### Raw data

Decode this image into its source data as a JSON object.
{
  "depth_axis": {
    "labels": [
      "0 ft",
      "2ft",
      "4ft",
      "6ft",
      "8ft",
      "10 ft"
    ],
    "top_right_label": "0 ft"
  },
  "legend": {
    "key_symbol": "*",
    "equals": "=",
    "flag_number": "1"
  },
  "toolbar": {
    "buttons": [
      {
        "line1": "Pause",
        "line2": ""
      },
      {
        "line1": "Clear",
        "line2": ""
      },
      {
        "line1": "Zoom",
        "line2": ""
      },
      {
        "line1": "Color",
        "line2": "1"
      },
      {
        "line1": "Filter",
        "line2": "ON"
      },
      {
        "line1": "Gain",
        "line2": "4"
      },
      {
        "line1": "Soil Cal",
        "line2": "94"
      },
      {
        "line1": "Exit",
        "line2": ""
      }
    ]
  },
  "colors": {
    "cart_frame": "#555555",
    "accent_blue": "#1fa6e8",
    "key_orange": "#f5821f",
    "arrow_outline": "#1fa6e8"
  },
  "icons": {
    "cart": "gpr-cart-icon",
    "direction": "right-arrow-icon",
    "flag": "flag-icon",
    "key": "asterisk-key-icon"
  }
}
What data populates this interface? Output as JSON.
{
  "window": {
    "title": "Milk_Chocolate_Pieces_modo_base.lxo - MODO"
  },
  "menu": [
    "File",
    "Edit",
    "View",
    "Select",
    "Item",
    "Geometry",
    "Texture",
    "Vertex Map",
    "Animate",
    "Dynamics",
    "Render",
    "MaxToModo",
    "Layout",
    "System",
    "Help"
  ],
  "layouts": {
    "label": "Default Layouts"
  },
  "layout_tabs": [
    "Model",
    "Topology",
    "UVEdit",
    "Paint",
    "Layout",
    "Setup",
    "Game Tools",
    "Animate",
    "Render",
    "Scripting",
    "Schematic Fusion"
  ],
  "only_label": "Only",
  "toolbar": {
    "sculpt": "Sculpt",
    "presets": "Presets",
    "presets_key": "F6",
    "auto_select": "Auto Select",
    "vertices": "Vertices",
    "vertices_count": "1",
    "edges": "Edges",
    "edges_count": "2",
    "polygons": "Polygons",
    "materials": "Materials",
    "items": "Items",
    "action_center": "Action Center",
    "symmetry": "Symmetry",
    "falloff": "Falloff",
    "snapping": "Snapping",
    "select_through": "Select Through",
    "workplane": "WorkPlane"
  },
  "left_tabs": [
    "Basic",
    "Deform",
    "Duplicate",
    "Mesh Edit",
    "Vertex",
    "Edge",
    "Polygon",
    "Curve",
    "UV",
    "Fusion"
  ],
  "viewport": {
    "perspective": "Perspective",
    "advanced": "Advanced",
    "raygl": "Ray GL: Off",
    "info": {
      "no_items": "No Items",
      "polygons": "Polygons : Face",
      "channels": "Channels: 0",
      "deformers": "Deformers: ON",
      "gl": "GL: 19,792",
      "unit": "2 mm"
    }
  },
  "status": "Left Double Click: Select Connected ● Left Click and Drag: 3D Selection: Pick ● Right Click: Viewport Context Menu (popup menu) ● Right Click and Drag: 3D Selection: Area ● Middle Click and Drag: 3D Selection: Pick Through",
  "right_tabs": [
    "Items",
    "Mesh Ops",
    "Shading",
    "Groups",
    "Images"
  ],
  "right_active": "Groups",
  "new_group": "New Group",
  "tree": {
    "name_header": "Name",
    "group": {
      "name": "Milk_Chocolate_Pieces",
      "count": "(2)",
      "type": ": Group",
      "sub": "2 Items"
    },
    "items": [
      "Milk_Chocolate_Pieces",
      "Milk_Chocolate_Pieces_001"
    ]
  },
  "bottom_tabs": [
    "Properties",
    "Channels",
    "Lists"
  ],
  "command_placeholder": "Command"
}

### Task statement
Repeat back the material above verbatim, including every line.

### Task response
Decode this image into its source data as a JSON object.
{
  "depth_axis": {
    "labels": [
      "0 ft",
      "2ft",
      "4ft",
      "6ft",
      "8ft",
      "10 ft"
    ],
    "top_right_label": "0 ft"
  },
  "legend": {
    "key_symbol": "*",
    "equals": "=",
    "flag_number": "1"
  },
  "toolbar": {
    "buttons": [
      {
        "line1": "Pause",
        "line2": ""
      },
      {
        "line1": "Clear",
        "line2": ""
      },
      {
        "line1": "Zoom",
        "line2": ""
      },
      {
        "line1": "Color",
        "line2": "1"
      },
      {
        "line1": "Filter",
        "line2": "ON"
      },
      {
        "line1": "Gain",
        "line2": "4"
      },
      {
        "line1": "Soil Cal",
        "line2": "94"
      },
      {
        "line1": "Exit",
        "line2": ""
      }
    ]
  },
  "colors": {
    "cart_frame": "#555555",
    "accent_blue": "#1fa6e8",
    "key_orange": "#f5821f",
    "arrow_outline": "#1fa6e8"
  },
  "icons": {
    "cart": "gpr-cart-icon",
    "direction": "right-arrow-icon",
    "flag": "flag-icon",
    "key": "asterisk-key-icon"
  }
}
What data populates this interface? Output as JSON.
{
  "window": {
    "title": "Milk_Chocolate_Pieces_modo_base.lxo - MODO"
  },
  "menu": [
    "File",
    "Edit",
    "View",
    "Select",
    "Item",
    "Geometry",
    "Texture",
    "Vertex Map",
    "Animate",
    "Dynamics",
    "Render",
    "MaxToModo",
    "Layout",
    "System",
    "Help"
  ],
  "layouts": {
    "label": "Default Layouts"
  },
  "layout_tabs": [
    "Model",
    "Topology",
    "UVEdit",
    "Paint",
    "Layout",
    "Setup",
    "Game Tools",
    "Animate",
    "Render",
    "Scripting",
    "Schematic Fusion"
  ],
  "only_label": "Only",
  "toolbar": {
    "sculpt": "Sculpt",
    "presets": "Presets",
    "presets_key": "F6",
    "auto_select": "Auto Select",
    "vertices": "Vertices",
    "vertices_count": "1",
    "edges": "Edges",
    "edges_count": "2",
    "polygons": "Polygons",
    "materials": "Materials",
    "items": "Items",
    "action_center": "Action Center",
    "symmetry": "Symmetry",
    "falloff": "Falloff",
    "snapping": "Snapping",
    "select_through": "Select Through",
    "workplane": "WorkPlane"
  },
  "left_tabs": [
    "Basic",
    "Deform",
    "Duplicate",
    "Mesh Edit",
    "Vertex",
    "Edge",
    "Polygon",
    "Curve",
    "UV",
    "Fusion"
  ],
  "viewport": {
    "perspective": "Perspective",
    "advanced": "Advanced",
    "raygl": "Ray GL: Off",
    "info": {
      "no_items": "No Items",
      "polygons": "Polygons : Face",
      "channels": "Channels: 0",
      "deformers": "Deformers: ON",
      "gl": "GL: 19,792",
      "unit": "2 mm"
    }
  },
  "status": "Left Double Click: Select Connected ● Left Click and Drag: 3D Selection: Pick ● Right Click: Viewport Context Menu (popup menu) ● Right Click and Drag: 3D Selection: Area ● Middle Click and Drag: 3D Selection: Pick Through",
  "right_tabs": [
    "Items",
    "Mesh Ops",
    "Shading",
    "Groups",
    "Images"
  ],
  "right_active": "Groups",
  "new_group": "New Group",
  "tree": {
    "name_header": "Name",
    "group": {
      "name": "Milk_Chocolate_Pieces",
      "count": "(2)",
      "type": ": Group",
      "sub": "2 Items"
    },
    "items": [
      "Milk_Chocolate_Pieces",
      "Milk_Chocolate_Pieces_001"
    ]
  },
  "bottom_tabs": [
    "Properties",
    "Channels",
    "Lists"
  ],
  "command_placeholder": "Command"
}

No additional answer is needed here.